• [Data to examine]:

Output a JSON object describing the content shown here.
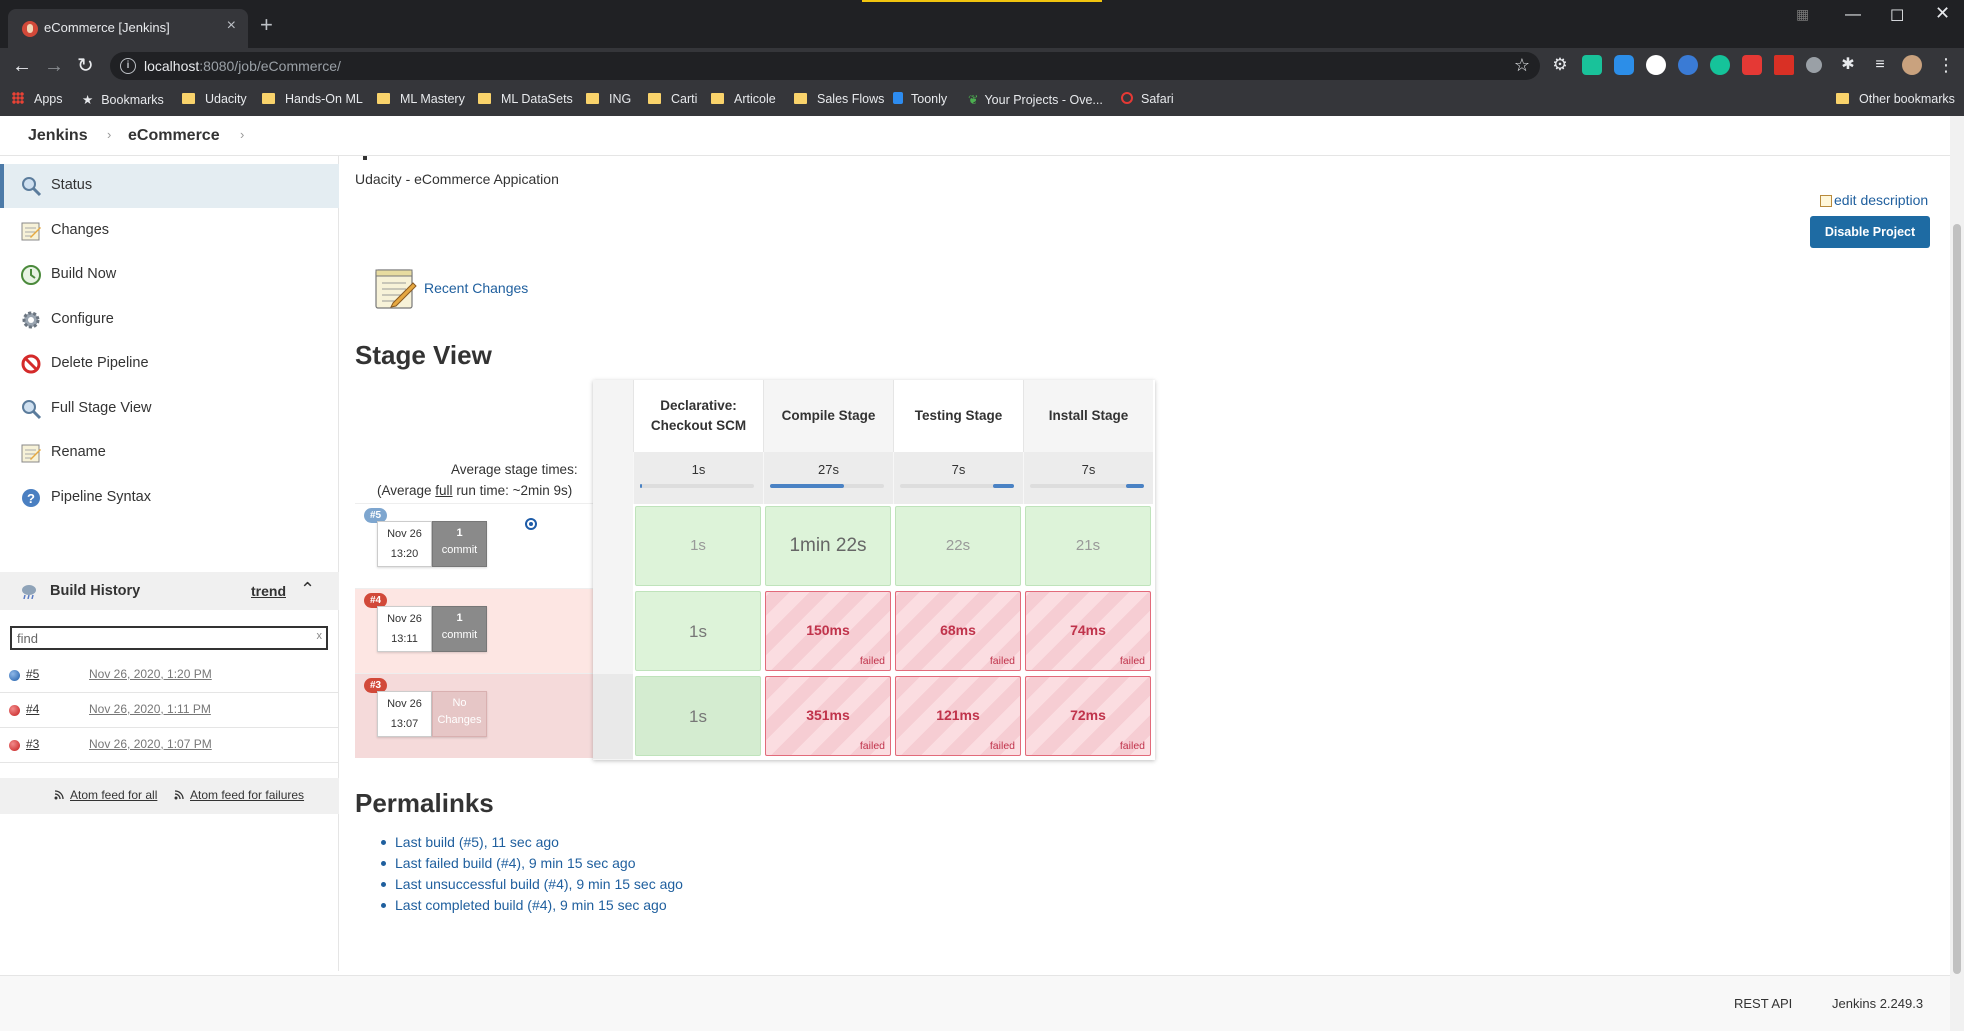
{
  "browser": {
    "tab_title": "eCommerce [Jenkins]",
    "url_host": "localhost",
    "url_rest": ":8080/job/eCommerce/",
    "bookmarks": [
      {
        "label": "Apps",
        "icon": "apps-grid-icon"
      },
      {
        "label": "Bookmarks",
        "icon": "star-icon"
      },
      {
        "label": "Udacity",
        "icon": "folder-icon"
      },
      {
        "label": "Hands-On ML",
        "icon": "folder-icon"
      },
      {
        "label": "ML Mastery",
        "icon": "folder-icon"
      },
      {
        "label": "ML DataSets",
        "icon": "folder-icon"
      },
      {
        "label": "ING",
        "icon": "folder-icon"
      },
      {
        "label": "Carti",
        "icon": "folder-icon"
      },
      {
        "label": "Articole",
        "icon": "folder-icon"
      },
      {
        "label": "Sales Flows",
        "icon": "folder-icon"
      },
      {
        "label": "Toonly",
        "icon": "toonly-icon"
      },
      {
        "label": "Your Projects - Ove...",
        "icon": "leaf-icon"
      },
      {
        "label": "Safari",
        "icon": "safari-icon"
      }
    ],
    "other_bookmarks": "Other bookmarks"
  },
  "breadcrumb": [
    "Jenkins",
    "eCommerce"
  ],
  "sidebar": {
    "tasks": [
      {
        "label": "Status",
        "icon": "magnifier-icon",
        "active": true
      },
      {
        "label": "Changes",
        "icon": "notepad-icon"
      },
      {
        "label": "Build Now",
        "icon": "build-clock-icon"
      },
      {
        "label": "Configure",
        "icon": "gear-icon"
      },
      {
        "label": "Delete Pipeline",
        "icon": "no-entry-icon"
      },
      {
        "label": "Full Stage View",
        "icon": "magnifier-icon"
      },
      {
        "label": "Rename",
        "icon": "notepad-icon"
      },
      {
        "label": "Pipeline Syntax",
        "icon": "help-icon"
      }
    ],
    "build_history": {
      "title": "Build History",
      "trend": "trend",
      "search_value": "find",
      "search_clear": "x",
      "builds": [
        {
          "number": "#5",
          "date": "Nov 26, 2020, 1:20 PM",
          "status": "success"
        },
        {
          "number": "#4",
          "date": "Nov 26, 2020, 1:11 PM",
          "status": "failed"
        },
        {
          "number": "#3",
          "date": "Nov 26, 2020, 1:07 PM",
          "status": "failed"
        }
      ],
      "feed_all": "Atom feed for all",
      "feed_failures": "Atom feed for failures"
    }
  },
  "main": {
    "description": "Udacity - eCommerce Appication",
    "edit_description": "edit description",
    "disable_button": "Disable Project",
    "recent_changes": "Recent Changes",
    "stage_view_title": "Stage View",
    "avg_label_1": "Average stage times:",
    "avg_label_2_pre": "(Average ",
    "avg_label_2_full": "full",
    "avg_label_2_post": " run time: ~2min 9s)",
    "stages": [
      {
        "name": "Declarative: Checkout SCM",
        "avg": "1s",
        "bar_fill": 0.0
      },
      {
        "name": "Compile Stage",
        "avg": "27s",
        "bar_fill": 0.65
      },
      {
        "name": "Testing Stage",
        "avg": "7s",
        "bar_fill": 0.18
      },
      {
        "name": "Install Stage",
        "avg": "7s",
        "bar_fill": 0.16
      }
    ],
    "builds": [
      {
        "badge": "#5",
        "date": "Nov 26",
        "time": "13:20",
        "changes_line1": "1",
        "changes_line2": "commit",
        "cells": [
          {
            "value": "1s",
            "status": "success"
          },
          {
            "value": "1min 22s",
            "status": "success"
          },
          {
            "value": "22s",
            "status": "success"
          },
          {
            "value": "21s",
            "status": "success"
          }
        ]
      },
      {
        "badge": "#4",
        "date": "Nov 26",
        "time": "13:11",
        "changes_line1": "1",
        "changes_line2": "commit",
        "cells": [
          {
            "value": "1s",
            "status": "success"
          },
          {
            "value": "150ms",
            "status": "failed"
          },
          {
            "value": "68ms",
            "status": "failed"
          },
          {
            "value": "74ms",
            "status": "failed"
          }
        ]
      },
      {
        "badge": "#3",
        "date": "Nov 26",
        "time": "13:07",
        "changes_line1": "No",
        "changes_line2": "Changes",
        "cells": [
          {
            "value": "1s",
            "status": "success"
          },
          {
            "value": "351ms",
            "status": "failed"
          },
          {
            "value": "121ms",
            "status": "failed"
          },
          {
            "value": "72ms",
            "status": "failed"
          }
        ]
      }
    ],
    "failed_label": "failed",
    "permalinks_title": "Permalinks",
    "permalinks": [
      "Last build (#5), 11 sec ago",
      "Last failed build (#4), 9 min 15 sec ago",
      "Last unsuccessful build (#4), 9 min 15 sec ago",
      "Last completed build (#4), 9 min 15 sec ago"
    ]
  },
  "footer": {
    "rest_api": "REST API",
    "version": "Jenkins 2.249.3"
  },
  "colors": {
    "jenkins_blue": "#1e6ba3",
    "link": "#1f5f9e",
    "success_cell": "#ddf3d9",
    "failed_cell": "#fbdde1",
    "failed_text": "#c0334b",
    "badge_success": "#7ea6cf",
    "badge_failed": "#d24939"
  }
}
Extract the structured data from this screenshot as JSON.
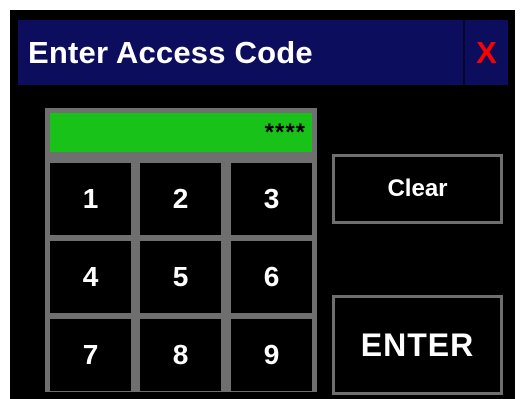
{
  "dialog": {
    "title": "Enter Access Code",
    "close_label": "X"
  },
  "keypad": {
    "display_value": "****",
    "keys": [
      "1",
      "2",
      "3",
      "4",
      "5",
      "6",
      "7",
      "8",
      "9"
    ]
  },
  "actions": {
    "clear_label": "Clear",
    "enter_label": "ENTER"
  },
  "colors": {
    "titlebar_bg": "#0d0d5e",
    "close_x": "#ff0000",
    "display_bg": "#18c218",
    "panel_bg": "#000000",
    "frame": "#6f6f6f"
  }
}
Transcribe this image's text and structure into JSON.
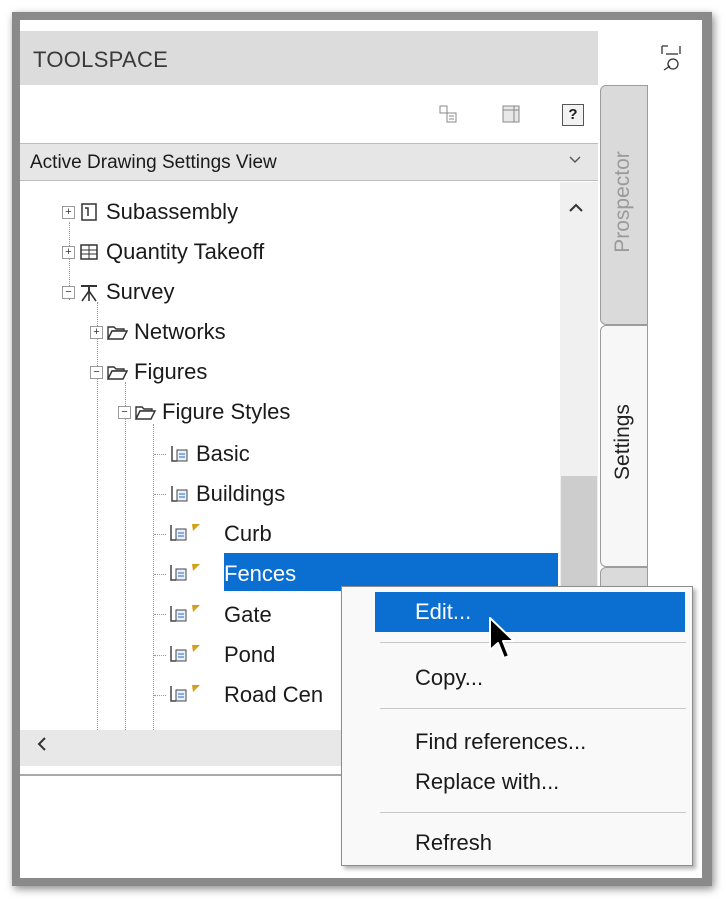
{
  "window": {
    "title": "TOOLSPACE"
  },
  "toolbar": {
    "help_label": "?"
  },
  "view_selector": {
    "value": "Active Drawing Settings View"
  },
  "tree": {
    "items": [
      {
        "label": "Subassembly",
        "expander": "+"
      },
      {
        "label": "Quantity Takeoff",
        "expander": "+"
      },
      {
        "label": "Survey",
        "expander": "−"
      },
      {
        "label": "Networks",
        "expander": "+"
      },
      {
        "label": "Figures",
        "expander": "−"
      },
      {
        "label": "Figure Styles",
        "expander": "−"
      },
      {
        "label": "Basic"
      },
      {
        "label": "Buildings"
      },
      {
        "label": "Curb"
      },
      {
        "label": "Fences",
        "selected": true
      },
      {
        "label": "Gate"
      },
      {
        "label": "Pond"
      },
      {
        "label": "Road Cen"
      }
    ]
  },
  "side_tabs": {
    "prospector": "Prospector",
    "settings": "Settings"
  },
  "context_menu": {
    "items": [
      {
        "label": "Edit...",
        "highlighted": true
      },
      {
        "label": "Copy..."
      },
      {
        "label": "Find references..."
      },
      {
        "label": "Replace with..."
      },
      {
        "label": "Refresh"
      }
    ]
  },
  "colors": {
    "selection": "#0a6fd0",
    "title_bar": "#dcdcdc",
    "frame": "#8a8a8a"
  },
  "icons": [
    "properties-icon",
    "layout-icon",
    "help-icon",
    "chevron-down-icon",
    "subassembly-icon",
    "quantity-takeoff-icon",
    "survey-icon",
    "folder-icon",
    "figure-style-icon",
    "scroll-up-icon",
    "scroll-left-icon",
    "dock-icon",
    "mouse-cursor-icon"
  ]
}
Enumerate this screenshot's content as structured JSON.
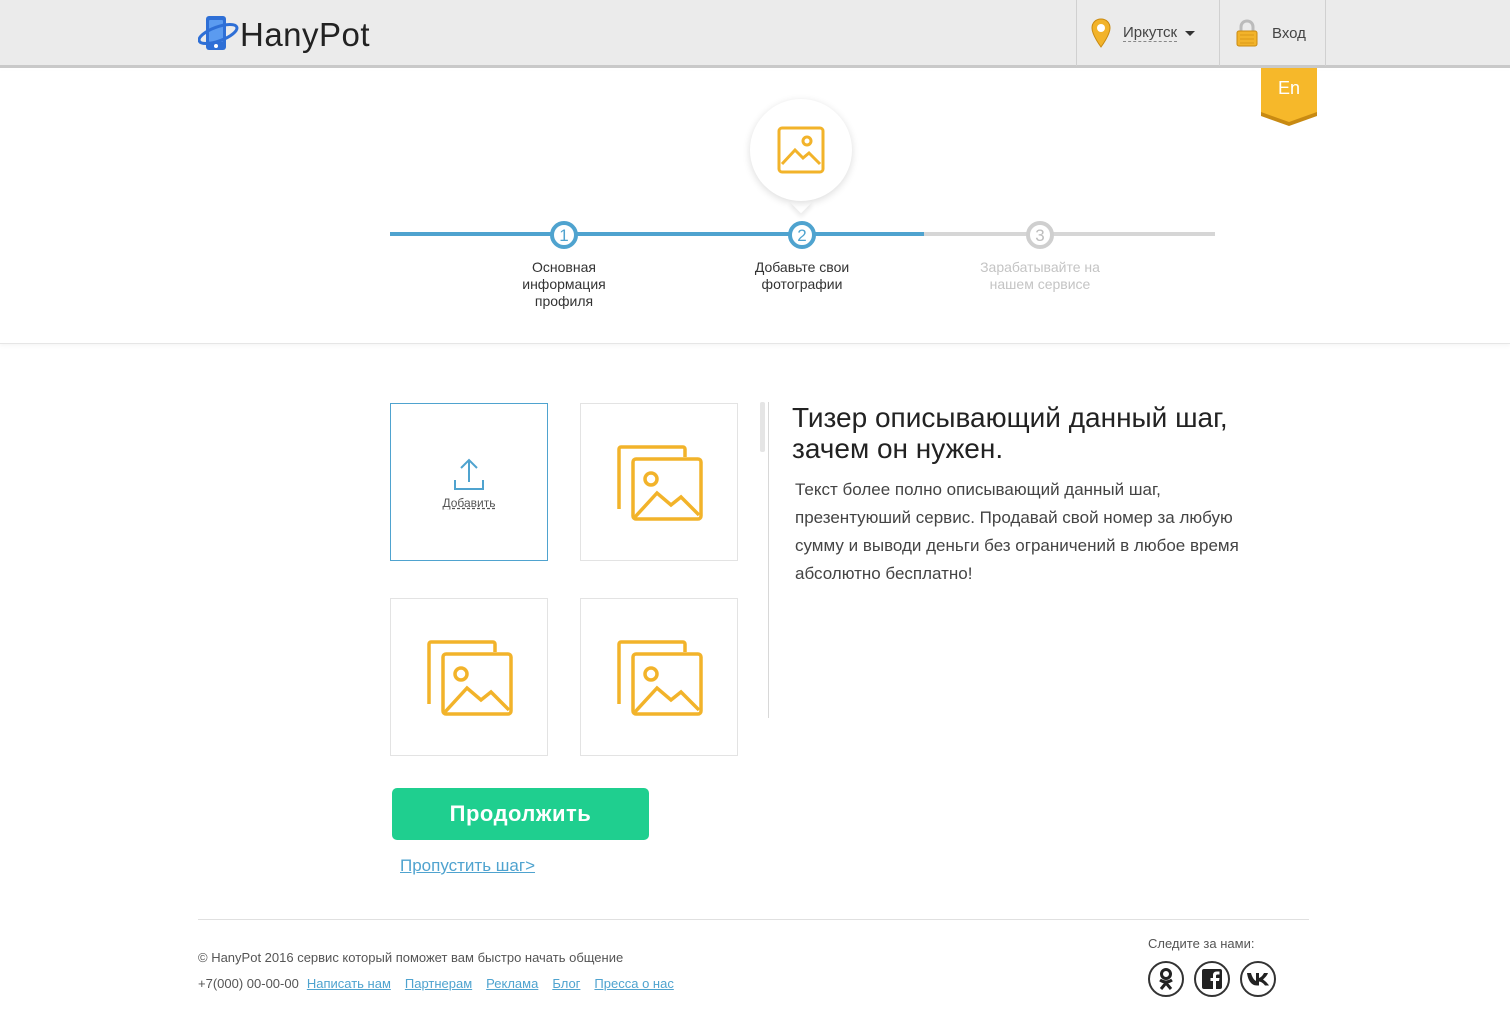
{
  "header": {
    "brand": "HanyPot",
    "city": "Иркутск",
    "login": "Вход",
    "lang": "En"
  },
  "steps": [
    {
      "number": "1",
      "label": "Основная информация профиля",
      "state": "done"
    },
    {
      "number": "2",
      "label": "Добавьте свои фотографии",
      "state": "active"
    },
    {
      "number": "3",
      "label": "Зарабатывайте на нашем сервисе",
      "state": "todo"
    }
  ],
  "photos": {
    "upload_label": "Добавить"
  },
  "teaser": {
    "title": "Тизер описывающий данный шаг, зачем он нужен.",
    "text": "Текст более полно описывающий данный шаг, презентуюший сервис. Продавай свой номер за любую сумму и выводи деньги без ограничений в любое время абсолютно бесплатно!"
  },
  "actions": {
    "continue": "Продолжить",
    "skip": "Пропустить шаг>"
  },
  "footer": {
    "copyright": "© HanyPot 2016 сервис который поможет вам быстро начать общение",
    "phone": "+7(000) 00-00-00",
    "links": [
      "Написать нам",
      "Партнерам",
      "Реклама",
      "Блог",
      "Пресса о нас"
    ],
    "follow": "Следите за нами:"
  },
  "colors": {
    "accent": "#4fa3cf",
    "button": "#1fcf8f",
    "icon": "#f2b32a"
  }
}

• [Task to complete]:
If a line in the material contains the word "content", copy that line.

• [Answer for the task]:
Output a JSON object describing the content shown here.
Enumerate this screenshot's content as structured JSON.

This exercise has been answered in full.